Currently, this album is only available as a limited-edition vinyl reissue, but Shadoks will release Africa on CD in 2010 -- and with good reason. The "Zam-Rock" scene that hit Zambia in the early 1970s after then-president Kenneth Kuanda mandated that Zambia's main radio station focus 95 percent of its airtime on Zambian musical acts is just beginning to give up its ghosts. And just in time: Many of Zambia's rock godfathers have passed away; only two original Amanaz members, vocalist Keith Kabwe and fuzz guitarist Issac Mpofu, survive. The tale of somber, plodding numbers such as "Khala, My Friend" wait with them.

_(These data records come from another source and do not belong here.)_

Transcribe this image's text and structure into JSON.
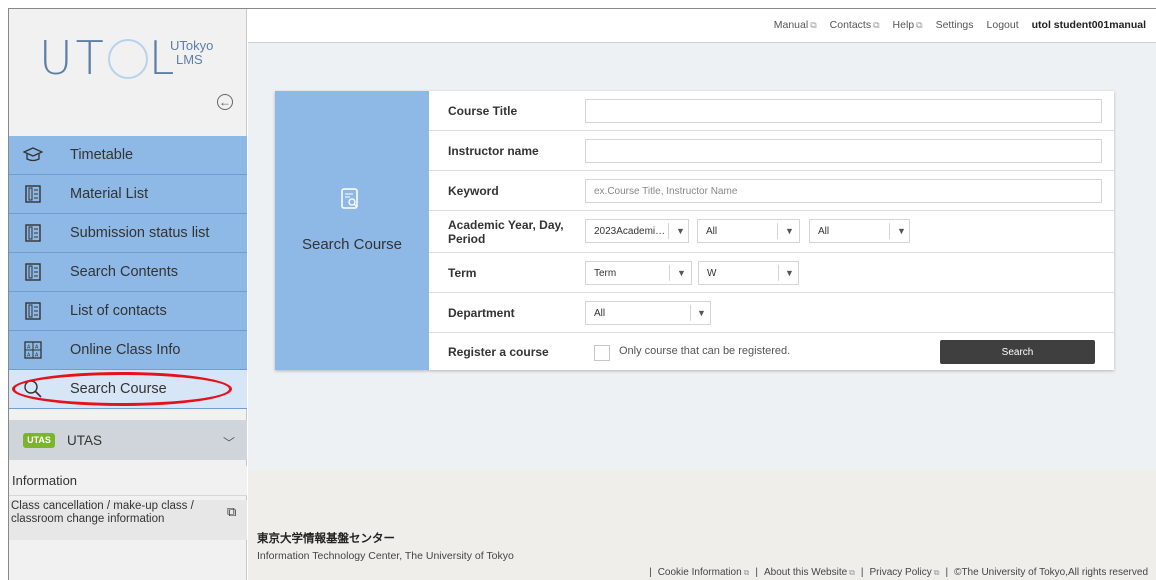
{
  "logo": {
    "mark": "UTOL",
    "sub_line1": "UTokyo",
    "sub_line2": "LMS"
  },
  "sidebar": {
    "items": [
      {
        "label": "Timetable",
        "icon": "mortarboard-icon"
      },
      {
        "label": "Material List",
        "icon": "document-list-icon"
      },
      {
        "label": "Submission status list",
        "icon": "document-list-icon"
      },
      {
        "label": "Search Contents",
        "icon": "document-list-icon"
      },
      {
        "label": "List of contacts",
        "icon": "document-list-icon"
      },
      {
        "label": "Online Class Info",
        "icon": "grid-icon"
      },
      {
        "label": "Search Course",
        "icon": "search-icon"
      }
    ],
    "utas": {
      "badge": "UTAS",
      "label": "UTAS"
    },
    "information_label": "Information",
    "info_link": "Class cancellation / make-up class / classroom change information"
  },
  "topbar": {
    "links": [
      "Manual",
      "Contacts",
      "Help",
      "Settings",
      "Logout"
    ],
    "user": "utol student001manual"
  },
  "search_panel": {
    "title": "Search Course",
    "rows": {
      "course_title": "Course Title",
      "instructor": "Instructor name",
      "keyword": "Keyword",
      "keyword_placeholder": "ex.Course Title, Instructor Name",
      "year_day_period": "Academic Year, Day, Period",
      "year_value": "2023Academi…",
      "day_value": "All",
      "period_value": "All",
      "term": "Term",
      "term_value": "Term",
      "term_value2": "W",
      "department": "Department",
      "department_value": "All",
      "register": "Register a course",
      "register_checkbox": "Only course that can be registered.",
      "search_button": "Search"
    }
  },
  "footer": {
    "org_jp": "東京大学情報基盤センター",
    "org_en": "Information Technology Center, The University of Tokyo",
    "links": [
      "Cookie Information",
      "About this Website",
      "Privacy Policy"
    ],
    "copyright": "©The University of Tokyo,All rights reserved"
  },
  "colors": {
    "accent": "#8eb8e6",
    "highlight": "#e5121c"
  }
}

We Intend To Cause Havoc. What an incredible name for Zambia's best-known psych-rockers. WITCH issued no fewer than five albums and three 45s in a 10-year span. The ensemble's last surviving member, Jagari Chanda, still hawks privately pressed CD compilations, which he titles Remembered, on Lusaka’s streets. Shadoks reissued the band's first album -- posited by many to be the first commercially released "Zam Rock" album -- this year; a CD will see release next year. This is transcendent music, as familiar to Western ears as it is to those still living in the Copper Belt who remember WITCH's devastating live performances.
The East Nigerian high-school rockers in Ofege hit it big in 1973, when they hooked up with Lagos-based super-producer Odion Iruoje and session guitarist Berkely Jones of BLO and cut their first and -- in my opinion -- best album. Try and Love saw issue in Nigeria and Ghana and offered takes on The Velvet Underground and Fela Kuti (by way of Jimi Hendrix, thanks to Jones' fuzz guitar). The inaugural album issued by Academy LPs, Try and Love is also on CD and includes an interview with Iruoje that shines some light on this inspired young group's breakthrough.

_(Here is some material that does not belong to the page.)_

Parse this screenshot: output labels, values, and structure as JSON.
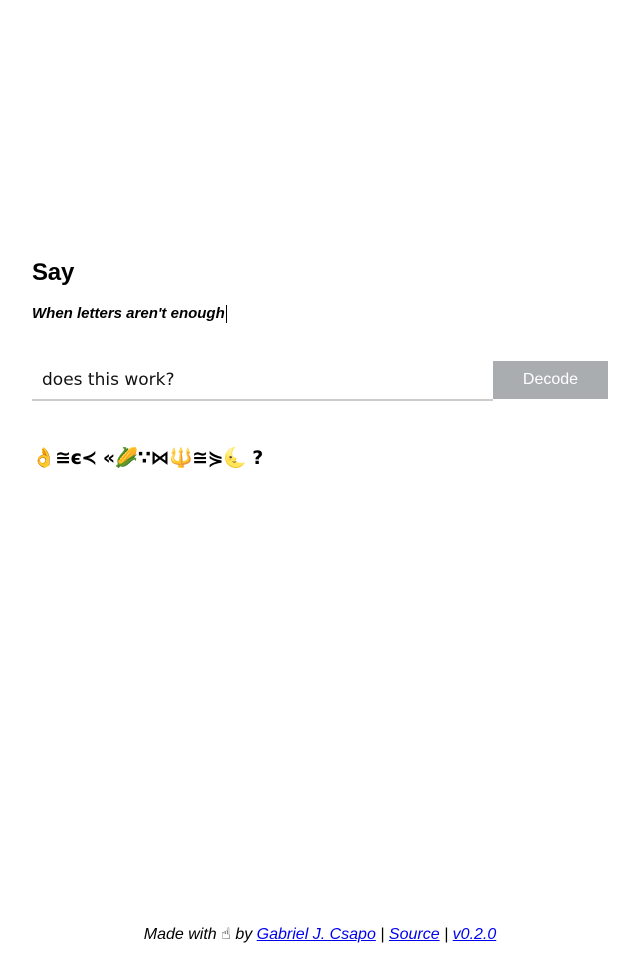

Spain's Vampi-Soul picked the perfect album with which to enter into the African-funk reissue game. Big-band leader Victor Olaiya's 14-minute funk/highlife medley of James Brown's "There Was a Time/Cold Sweat" sounds like a modern-day DJ mash-up of Brown's Live at the Apollo performance and, well, one of Olaiya's highlife numbers. Elsewhere on the album, Olaiya's version of "Mother Popcorn" offers another excellent take on the JB sound. His female vocalist also makes a glorious mess of Marva Whitney's "Things Got to Get Better."
I recently wrote about the Godfather of Benin Funk, the maestro El Rego and his band The Commandos. This anthology -- the third from Germany's Analog-Africa to delve into the recording scene of the small West African countries of Benin and Togo -- is my favorite to date, perhaps because they've included El Rego's rollicking "Djobime" within.
In the interest of full disclosure, I worked with Comb & Razor blogger Uchenna Ikonne to license this album to Shadoks for reissue. But I have to give a shout-out to one of my favorite late entries into the Nigerian psych-funk scene. Originally released in 1977, and a precursor to later disco/boogie albums, Float is a weeded workout as reliant on fuzz guitars as it is on synthesizers -- a difficult-to-pin-down and buoyantly optimistic masterpiece.
Another Academy LPs reissue, taken from an album originally issued around the same time as the Tirogo album, highlighted above. I wrote about this album in a post about my West African finds at last year's WFUM Record Fair. Had I known Academy would reissue this expressive take on late-'70s Nigerian funk, I probably wouldn't have shelled out $300 for a copy! Ikonne's detailed liner notes -- which shed light not only on the band's rise and fall, but also on the fall of the Nigerian recording industry in general -- make this purchase worthwhile.
Egon is the general manager of the Stones Throw label. He also founded Now-Again Records, which reissues American funk and soul albums, and the Soul-Cal imprint with Peanut Butter Wolf. He DJs funk and psychedelia sets at venues all around the world.